Structural Vs. Frame Repair — Is There A Difference?

"Frame damage" is a term that most people have heard, but it's also surprisingly antiquated. You'll often hear about frame damage following a severe accident, or you may even come across it when looking at a vehicle's VIN history. However, frame damage can be inaccurate when describing the effects of a collision on a modern vehicle. 

This inaccuracy comes down to the underlying difference in the structural design of modern vehicles. You can better understand why this matter by learning about the history and evolution of automotive structural design.

Body On Frame vs. Unibody

If you drive a modern vehicle that's not a pickup truck, there's a good chance you're driving a vehicle with a unibody structure. Trucks, heavy-duty commercial vehicles, and older cars use a body-on-frame design. This design includes a ladder-shaped frame that's separate and modular from the body, which is essentially a shell that sits on top of the frame.
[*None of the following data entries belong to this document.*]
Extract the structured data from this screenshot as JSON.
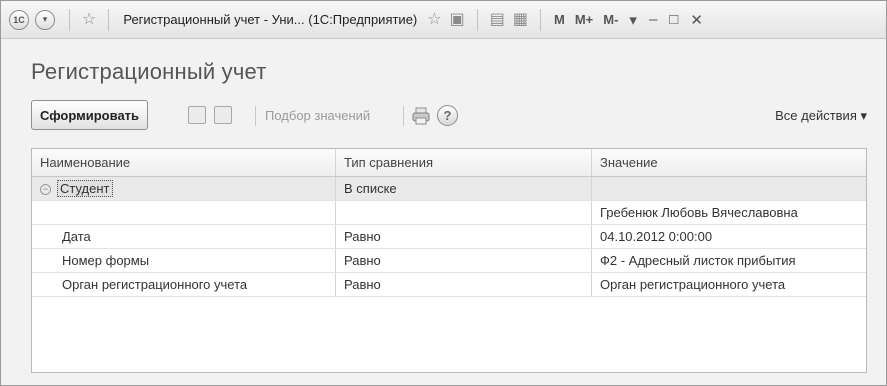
{
  "window": {
    "title": "Регистрационный учет - Уни... (1С:Предприятие)",
    "logo_text": "1С",
    "icons": [
      "back-icon",
      "favorites-star-icon",
      "star-icon",
      "bookmark-icon",
      "calculator-icon",
      "calendar-icon"
    ],
    "memory_buttons": [
      "M",
      "M+",
      "M-"
    ],
    "controls": {
      "dropdown": "▾",
      "minimize": "–",
      "maximize": "□",
      "close": "✕"
    }
  },
  "form": {
    "title": "Регистрационный учет"
  },
  "toolbar": {
    "generate_label": "Сформировать",
    "select_values_label": "Подбор значений",
    "help_label": "?",
    "all_actions_label": "Все действия ▾"
  },
  "table": {
    "columns": [
      "Наименование",
      "Тип сравнения",
      "Значение"
    ],
    "rows": [
      {
        "name": "Студент",
        "comparison": "В списке",
        "value": ""
      },
      {
        "name": "",
        "comparison": "",
        "value": "Гребенюк Любовь Вячеславовна"
      },
      {
        "name": "Дата",
        "comparison": "Равно",
        "value": "04.10.2012 0:00:00"
      },
      {
        "name": "Номер формы",
        "comparison": "Равно",
        "value": "Ф2 - Адресный листок прибытия"
      },
      {
        "name": "Орган регистрационного учета",
        "comparison": "Равно",
        "value": "Орган регистрационного учета"
      }
    ]
  },
  "colors": {
    "accent": "#555555",
    "group_row": "#e9e9e9",
    "border": "#b9b9b9"
  }
}
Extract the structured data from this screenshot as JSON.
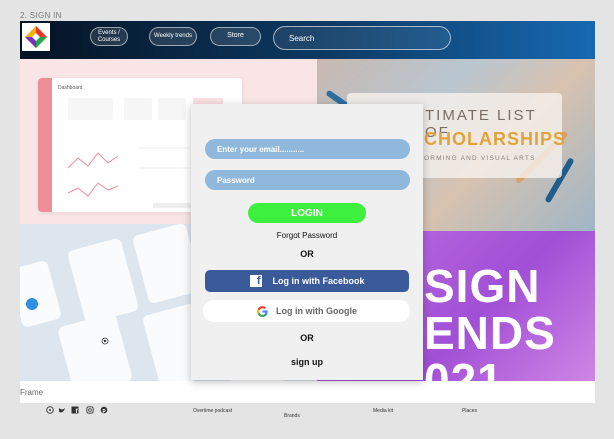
{
  "canvas_label": "2. SIGN IN",
  "frame_label": "Frame",
  "header": {
    "nav": [
      {
        "label": "Events / Courses"
      },
      {
        "label": "Weekly trends"
      },
      {
        "label": "Store"
      }
    ],
    "search_placeholder": "Search"
  },
  "background": {
    "dashboard_title": "Dashboard",
    "scholarships": {
      "line1": "TIMATE LIST OF",
      "line2": "CHOLARSHIPS",
      "line3": "ORMING AND VISUAL ARTS"
    },
    "design_trends": {
      "line1": "SIGN",
      "line2": "ENDS",
      "line3": "021"
    }
  },
  "modal": {
    "email_placeholder": "Enter your email...........",
    "password_placeholder": "Password",
    "login_label": "LOGIN",
    "forgot_password": "Forgot Password",
    "or_1": "OR",
    "facebook_label": "Log in with Facebook",
    "google_label": "Log in with Google",
    "or_2": "OR",
    "signup_label": "sign up"
  },
  "footer": {
    "links": [
      "Overtime podcast",
      "Brands",
      "Media kit",
      "Places"
    ],
    "social_icons": [
      "pinterest-icon",
      "twitter-icon",
      "facebook-icon",
      "instagram-icon",
      "pinterest-icon"
    ]
  },
  "colors": {
    "header_start": "#041222",
    "header_end": "#1769b1",
    "field_bg": "#8fb8dc",
    "login_green": "#3df03d",
    "facebook_blue": "#3a5a9a",
    "modal_bg": "#f0f0f0"
  }
}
The term "frame damage" derives from this design. Since the shell was essentially a cosmetic piece sitting on top of a more rigid structure, any damage to the body typically wouldn't affect the vehicle's drivability. On the other hand, frame damage could cause issues with alignment, tire wear, handling, steering, etc.

Unibody vehicles use an entirely different design. Instead of a separate body and frame, a unibody vehicle uses an underlying structure that runs throughout the entirety of the car. This design is lower-cost, lighter, and generally performs better than body-on-frame, but it also means that nearly any impact can affect the vehicle's structure.

Structural Damage Explained

While many people refer to frame damage when discussing unibody vehicles, structural damage is a more accurate term. An impact can cause parts of the underlying unibody "skeleton" to deform. This skeleton includes everything from the pillars on the side of the car to the rear quarter panels and hood rails.

Damage to this structure can impact your vehicle's performance or make it unsafe to drive. If parts of the unibody skeleton fall out of alignment, they can do everything from preventing your car from driving straight to causing your tires to wear themselves out rapidly. As a result, driving a unibody vehicle with structural damage is rarely a good idea.

Fortunately, an experienced auto body repair shop can deal with most structural damage to unibody vehicles. These shops use sophisticated equipment to measure the alignment of your vehicle's structure, allowing technicians to pull the unibody skeleton back into shape. Once restored to factory specifications, your vehicle will be safe to drive and perform as it did before your collision.

Reach out to a company like Elite Auto Collision to learn more.